Example Payment Structure for the PCMH Model

  • Component #1 – Infrastructure Support The first component addresses the initial and ongoing investment necessary to develop the IT and human infrastructure needed to support the PCMH model. This can be in the form of an initial grant or up-front payment with repayment forgiven contingent upon meeting specific criteria for implementing key processes and infrastructure. Specific investments an organization may need to make include implementing an EMR with disease management or registry functionality, hiring and training dedicated care coordinators, and arranging for social, nutritional, and clinical pharmacy services – all within the primary care physician’s office. After the initial investment, the payors may provide ongoing support in the form of per member per month payments. It is also important to note that as the responsibility of providing care management moves to the provider, the health plans may be able to realize comparable cost reductions.
  • Component #2 – Care Management Payment The second component incentivizes physicians by increasing payments for spending more direct patient time coordinating care and by ensuring that physicians have adequate time to effectively document patient visits in the EMR. At least initially, this component is in the form of an enhanced fee-for-service payment. As the delivery system matures, this may be replaced by other mechanisms such as bundled payments or, ultimately, capitation payments.
  • Component #3 – Shared Savings The third component is a bonus payment that is calculated based on shared surpluses generated by reducing costs and improving premium revenues. The revenue side of the equation is impacted by improved HCC coding. Currently, this is primarily a means for Medicare Advantage plans to ensure that they appropriately receive risk-adjusted premium revenue for their chronically ill patients; however, there is a potential to implement the methodology for different patient populations. It would also be a critical factor in a mature delivery system that accepts risk for a substantial portion of the healthcare for a given population.
  • Component #4 – P4P Programs The final component is a combination of process-oriented quality measures and indicators of performance toward defined goals for improving the cost and utilization of services. The process measures should be designed to further the delivery of quality and efficient care, while the utilization measures should demonstrate success in providing quality care.

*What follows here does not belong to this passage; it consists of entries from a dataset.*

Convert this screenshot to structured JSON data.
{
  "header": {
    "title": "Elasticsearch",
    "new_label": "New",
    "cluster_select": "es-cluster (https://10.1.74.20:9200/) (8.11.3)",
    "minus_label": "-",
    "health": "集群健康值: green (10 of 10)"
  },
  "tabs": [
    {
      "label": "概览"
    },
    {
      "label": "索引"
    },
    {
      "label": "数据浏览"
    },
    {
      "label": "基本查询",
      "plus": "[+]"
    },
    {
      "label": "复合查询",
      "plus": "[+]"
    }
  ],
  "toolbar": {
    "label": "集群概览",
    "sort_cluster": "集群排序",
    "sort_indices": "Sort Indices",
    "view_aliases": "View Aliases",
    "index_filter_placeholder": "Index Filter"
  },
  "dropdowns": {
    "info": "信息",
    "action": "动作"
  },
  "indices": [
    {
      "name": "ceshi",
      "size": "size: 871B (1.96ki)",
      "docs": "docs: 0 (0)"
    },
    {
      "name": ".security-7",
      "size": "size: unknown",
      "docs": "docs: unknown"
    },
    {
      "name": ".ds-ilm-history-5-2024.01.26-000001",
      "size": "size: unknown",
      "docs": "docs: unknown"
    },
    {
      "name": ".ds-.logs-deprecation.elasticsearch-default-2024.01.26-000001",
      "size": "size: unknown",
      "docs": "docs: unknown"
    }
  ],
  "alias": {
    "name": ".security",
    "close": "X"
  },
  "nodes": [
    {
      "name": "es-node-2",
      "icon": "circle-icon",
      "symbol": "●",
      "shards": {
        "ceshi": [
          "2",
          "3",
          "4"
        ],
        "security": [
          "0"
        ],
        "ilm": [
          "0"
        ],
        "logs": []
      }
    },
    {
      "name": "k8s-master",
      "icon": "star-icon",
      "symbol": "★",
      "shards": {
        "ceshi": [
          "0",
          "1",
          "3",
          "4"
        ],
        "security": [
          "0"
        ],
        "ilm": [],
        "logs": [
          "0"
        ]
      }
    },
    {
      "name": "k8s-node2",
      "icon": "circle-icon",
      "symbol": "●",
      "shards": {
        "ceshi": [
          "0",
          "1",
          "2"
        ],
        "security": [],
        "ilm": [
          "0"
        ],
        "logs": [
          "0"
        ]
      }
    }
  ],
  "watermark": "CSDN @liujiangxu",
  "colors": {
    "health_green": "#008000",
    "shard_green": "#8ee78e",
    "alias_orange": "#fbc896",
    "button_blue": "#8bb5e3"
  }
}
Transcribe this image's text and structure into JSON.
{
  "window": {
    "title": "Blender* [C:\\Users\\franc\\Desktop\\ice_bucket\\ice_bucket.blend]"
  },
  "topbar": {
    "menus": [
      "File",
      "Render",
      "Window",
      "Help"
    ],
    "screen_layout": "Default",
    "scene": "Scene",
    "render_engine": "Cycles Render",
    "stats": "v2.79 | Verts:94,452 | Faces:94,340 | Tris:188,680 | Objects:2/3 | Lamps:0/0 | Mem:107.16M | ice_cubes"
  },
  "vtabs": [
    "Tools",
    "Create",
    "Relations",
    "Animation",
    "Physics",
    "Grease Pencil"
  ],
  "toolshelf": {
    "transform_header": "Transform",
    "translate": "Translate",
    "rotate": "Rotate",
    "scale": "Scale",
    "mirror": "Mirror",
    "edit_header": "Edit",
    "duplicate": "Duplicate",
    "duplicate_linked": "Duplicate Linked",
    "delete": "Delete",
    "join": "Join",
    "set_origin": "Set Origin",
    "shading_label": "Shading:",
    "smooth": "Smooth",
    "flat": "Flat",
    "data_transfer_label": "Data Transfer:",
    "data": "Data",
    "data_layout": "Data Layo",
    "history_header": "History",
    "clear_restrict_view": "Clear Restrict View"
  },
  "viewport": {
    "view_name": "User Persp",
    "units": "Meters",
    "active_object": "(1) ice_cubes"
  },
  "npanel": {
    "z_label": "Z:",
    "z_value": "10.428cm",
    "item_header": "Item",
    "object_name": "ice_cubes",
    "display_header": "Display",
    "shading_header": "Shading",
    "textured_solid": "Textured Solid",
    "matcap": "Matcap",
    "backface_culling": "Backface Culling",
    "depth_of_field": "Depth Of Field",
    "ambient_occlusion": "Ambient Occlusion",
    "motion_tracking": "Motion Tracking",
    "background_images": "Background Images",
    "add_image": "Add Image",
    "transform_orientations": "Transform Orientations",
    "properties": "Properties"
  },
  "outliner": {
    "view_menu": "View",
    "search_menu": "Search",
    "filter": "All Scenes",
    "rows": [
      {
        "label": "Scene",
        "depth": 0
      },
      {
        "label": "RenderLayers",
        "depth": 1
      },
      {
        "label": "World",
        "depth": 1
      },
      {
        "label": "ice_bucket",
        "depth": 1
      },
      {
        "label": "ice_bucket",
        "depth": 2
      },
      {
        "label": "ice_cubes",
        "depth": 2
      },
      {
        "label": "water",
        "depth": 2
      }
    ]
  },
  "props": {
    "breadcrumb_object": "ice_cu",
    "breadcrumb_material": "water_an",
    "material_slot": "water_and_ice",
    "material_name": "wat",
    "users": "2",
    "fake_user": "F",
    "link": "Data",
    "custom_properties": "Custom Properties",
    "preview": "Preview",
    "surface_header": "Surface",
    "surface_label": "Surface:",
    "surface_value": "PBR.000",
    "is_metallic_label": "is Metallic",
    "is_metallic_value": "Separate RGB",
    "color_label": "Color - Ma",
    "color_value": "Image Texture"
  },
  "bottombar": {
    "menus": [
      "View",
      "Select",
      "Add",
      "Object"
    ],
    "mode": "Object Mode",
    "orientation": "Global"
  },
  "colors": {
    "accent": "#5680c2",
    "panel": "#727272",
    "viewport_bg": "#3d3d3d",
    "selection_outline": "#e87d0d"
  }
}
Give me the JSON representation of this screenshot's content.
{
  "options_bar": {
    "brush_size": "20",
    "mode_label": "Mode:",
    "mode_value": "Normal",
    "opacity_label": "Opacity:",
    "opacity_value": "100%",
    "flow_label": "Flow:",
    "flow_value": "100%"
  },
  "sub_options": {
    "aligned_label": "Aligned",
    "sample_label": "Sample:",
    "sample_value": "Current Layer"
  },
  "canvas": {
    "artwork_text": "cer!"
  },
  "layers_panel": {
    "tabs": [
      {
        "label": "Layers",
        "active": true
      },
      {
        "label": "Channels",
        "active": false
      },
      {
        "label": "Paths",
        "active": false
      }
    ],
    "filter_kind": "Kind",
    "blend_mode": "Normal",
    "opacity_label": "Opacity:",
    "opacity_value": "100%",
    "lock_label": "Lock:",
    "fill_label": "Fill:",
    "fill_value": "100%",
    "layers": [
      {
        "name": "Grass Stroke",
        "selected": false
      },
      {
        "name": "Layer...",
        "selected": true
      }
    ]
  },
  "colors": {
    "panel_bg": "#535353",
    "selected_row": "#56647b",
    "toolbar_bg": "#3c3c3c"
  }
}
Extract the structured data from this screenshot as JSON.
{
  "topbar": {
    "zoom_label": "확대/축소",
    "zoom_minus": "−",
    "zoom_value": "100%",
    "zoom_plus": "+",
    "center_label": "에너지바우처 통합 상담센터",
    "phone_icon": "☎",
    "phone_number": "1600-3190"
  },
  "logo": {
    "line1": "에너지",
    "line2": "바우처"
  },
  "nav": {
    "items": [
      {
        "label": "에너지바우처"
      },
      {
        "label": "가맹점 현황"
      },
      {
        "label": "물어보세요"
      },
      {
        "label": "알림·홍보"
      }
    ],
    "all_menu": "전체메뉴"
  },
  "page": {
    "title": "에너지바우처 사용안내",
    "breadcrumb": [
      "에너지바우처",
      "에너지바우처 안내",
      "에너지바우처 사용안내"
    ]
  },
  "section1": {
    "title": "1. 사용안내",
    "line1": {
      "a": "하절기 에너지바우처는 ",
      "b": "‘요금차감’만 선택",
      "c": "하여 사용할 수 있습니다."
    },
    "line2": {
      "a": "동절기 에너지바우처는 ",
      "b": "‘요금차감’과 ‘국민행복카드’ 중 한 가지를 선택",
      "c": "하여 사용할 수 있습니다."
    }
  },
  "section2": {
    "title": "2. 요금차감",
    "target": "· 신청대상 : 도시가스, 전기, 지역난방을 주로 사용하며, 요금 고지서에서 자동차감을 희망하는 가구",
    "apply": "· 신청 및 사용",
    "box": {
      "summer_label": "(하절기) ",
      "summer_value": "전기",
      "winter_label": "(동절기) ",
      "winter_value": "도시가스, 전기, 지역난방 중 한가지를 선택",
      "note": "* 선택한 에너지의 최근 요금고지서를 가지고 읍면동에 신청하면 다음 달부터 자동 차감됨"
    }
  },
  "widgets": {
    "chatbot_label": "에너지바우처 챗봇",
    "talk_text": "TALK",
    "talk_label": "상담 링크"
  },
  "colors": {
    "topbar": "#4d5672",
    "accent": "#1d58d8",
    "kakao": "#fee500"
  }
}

Each of these components can be modified to meet the specific needs and capabilities of various payors. As providers become more savvy in their ability to manage care, higher levels of financial risk can be accepted in exchange for a greater share of the savings. While we discuss these payment methodologies in the context of PCMH, it is important to consider that this model may be implemented as the foundation for a broader-based population management approach (e.g., an ACO risk-based arrangement). It is also important to note that the model will be more successful if implemented in a way that aligns the incentives of all of its provider partners, including primary care physicians, specialists, and hospitals.

Footnotes

  • 1.

    Margarita P. Hurtado et al. (eds.), Envisioning the National Health Care Quality Report, Institute of Medicine, National Academies Press, Washington, D.C., 2001.

  • 2.

    Kyle Hardy, “Study: Medical home model increases quality of care, reduces cost,” Healthcare Finance News, September 1, 2009, www.healthcarefinancenews.com/news/study-medical-home-model-increases-quality-care-reduces-cost.

  • 3.

    James Arvantes, “North Carolina Primary Care Program Continues To Save Millions,” American Academy of Family Physicians, October 10, 2007, www.aafp.org/online/en/home/publications/news/news-now/government-medicine/20071011ccnccutscosts.html.

  • 4.

    Joyce Frieden, “Medical home lowers cost of care in trial,” Internal Medicine News, June 15, 2009, www.entrepreneur.com/tradejournals/article/203359412.html.